| Exercise prompt |
Please report how many lines in the records below contain "Support". Reply with the number alone.

[Collected data]

⁂

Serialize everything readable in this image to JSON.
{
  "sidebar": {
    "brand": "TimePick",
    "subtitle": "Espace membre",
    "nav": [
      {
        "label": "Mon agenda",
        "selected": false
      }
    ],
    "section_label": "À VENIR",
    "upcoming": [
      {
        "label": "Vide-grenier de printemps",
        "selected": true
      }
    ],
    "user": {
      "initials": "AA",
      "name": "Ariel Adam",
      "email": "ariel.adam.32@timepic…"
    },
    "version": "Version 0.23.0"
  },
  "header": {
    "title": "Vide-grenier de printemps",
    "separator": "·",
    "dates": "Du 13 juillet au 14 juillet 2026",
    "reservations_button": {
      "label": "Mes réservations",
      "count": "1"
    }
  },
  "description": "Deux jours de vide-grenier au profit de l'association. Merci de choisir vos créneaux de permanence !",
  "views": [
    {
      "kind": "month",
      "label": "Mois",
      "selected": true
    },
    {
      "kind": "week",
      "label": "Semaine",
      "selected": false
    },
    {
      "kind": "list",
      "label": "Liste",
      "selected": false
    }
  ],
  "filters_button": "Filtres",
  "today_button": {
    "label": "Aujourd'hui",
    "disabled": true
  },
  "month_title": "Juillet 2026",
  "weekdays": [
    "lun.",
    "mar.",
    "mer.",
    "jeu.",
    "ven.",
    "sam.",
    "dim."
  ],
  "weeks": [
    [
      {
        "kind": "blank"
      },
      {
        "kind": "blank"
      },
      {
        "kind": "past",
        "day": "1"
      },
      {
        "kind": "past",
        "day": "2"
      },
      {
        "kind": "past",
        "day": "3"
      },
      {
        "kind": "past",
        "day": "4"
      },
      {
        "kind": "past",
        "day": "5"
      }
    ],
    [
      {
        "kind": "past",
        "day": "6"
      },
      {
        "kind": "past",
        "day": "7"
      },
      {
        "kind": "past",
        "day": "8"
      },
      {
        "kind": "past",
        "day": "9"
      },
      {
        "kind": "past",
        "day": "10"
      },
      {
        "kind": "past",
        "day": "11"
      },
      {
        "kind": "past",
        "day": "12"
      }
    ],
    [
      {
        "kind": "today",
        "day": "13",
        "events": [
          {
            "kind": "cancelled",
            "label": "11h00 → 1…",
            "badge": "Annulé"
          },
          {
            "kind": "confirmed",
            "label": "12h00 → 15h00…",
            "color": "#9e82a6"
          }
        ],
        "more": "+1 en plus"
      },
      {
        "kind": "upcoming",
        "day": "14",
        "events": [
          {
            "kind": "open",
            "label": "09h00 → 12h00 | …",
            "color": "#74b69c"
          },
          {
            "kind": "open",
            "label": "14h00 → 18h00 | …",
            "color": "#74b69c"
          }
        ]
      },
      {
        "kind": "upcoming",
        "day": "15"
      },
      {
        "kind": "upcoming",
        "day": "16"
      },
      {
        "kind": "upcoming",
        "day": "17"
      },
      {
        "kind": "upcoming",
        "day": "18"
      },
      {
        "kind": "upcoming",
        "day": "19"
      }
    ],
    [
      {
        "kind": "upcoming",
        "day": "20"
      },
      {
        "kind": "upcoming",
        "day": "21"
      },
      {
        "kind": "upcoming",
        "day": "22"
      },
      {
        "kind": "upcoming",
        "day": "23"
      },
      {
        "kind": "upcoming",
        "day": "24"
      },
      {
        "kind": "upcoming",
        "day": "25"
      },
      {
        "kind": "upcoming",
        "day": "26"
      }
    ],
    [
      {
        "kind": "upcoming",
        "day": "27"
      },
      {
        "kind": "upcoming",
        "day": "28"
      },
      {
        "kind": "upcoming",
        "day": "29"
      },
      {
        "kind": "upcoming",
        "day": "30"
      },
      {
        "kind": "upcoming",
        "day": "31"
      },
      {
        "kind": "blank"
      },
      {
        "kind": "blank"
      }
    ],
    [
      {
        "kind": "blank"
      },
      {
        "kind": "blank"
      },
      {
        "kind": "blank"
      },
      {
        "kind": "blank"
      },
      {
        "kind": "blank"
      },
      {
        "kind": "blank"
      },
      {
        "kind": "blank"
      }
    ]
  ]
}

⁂

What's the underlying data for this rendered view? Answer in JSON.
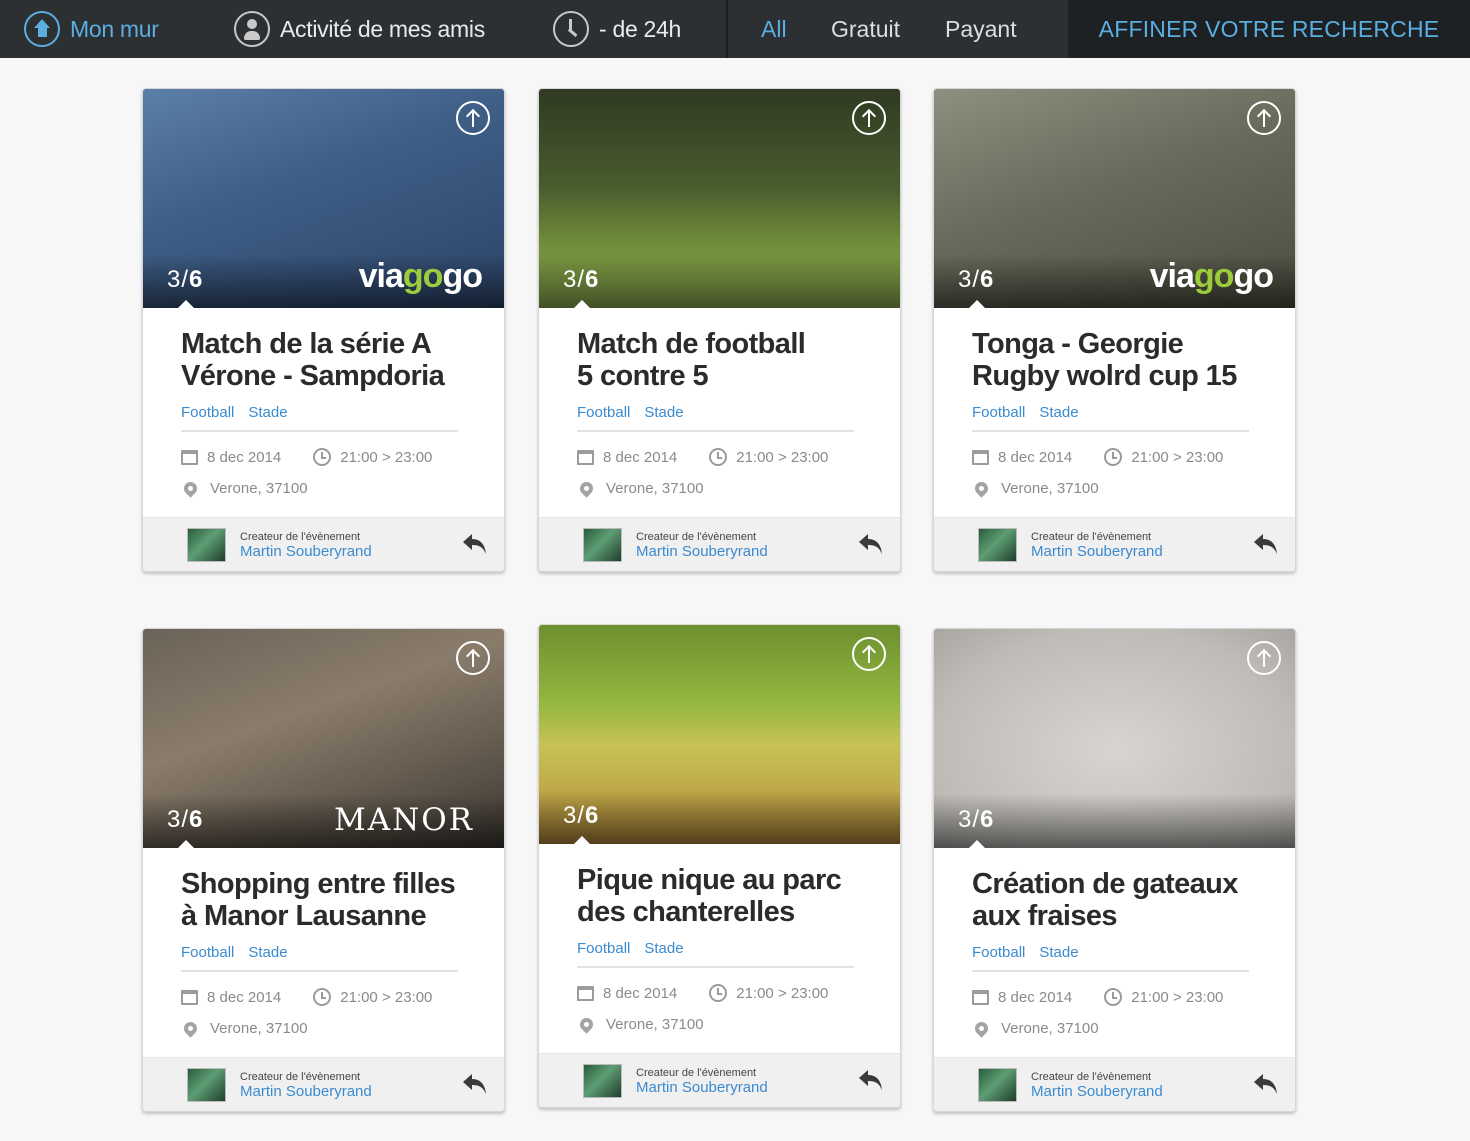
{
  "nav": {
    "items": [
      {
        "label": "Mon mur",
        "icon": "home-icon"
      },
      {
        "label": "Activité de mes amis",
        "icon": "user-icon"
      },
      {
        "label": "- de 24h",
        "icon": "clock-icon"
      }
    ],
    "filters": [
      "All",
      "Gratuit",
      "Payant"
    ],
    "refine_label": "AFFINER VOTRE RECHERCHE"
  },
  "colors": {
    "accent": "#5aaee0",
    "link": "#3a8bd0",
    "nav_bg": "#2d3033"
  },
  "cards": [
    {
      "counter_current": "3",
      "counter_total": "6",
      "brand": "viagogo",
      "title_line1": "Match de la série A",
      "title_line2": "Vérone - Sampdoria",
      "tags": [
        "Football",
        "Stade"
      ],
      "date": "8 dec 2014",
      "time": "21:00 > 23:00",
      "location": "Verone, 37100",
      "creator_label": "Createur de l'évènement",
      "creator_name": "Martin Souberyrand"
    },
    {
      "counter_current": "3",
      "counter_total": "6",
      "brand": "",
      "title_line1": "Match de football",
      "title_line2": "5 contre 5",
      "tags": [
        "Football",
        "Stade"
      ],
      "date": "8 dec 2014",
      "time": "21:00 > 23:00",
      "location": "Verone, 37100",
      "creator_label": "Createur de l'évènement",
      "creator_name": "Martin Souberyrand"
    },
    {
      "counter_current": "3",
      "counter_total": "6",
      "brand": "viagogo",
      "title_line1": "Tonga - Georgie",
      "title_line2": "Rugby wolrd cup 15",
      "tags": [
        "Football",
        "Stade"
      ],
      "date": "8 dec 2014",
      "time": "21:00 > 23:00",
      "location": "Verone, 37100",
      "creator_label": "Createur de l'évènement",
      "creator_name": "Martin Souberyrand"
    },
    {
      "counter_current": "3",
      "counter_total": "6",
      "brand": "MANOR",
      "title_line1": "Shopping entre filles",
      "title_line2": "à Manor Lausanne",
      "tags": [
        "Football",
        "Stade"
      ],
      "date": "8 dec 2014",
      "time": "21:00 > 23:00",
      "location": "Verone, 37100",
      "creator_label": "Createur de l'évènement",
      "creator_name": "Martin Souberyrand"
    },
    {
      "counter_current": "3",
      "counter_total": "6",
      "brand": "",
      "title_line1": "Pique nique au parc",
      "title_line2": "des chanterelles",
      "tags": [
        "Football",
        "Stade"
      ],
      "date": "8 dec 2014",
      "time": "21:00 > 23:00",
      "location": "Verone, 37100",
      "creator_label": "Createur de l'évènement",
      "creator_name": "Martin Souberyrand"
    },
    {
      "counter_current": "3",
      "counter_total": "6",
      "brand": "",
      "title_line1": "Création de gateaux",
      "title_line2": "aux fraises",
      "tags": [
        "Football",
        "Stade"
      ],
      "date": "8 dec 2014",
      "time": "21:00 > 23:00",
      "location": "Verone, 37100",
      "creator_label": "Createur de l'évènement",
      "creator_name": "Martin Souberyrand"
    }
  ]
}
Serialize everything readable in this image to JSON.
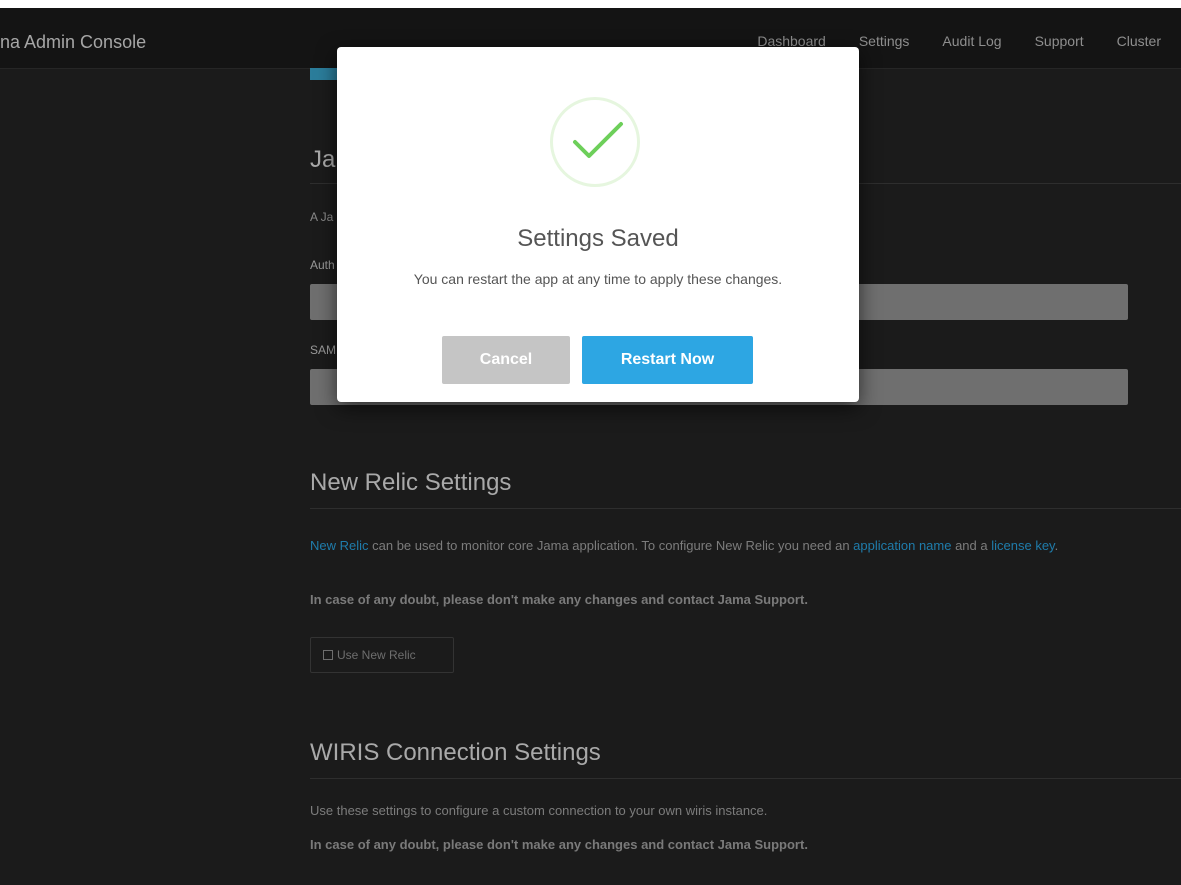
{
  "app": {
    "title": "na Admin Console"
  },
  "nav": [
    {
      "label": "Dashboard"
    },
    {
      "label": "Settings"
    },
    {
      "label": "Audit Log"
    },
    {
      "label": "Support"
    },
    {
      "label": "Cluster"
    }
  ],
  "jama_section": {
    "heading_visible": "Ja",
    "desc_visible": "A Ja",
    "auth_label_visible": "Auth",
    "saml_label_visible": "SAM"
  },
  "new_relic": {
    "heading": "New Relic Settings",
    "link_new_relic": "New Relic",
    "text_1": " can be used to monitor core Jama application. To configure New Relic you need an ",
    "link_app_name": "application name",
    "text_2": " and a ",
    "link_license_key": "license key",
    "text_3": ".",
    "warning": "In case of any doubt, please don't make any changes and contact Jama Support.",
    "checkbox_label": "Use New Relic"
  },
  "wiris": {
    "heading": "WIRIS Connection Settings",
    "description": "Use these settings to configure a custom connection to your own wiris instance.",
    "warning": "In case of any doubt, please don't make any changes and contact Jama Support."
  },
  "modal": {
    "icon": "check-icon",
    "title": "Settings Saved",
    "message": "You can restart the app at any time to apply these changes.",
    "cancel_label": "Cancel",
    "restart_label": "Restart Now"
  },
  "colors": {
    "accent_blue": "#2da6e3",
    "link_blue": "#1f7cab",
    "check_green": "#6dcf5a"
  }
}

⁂

| Solution to this problem |
3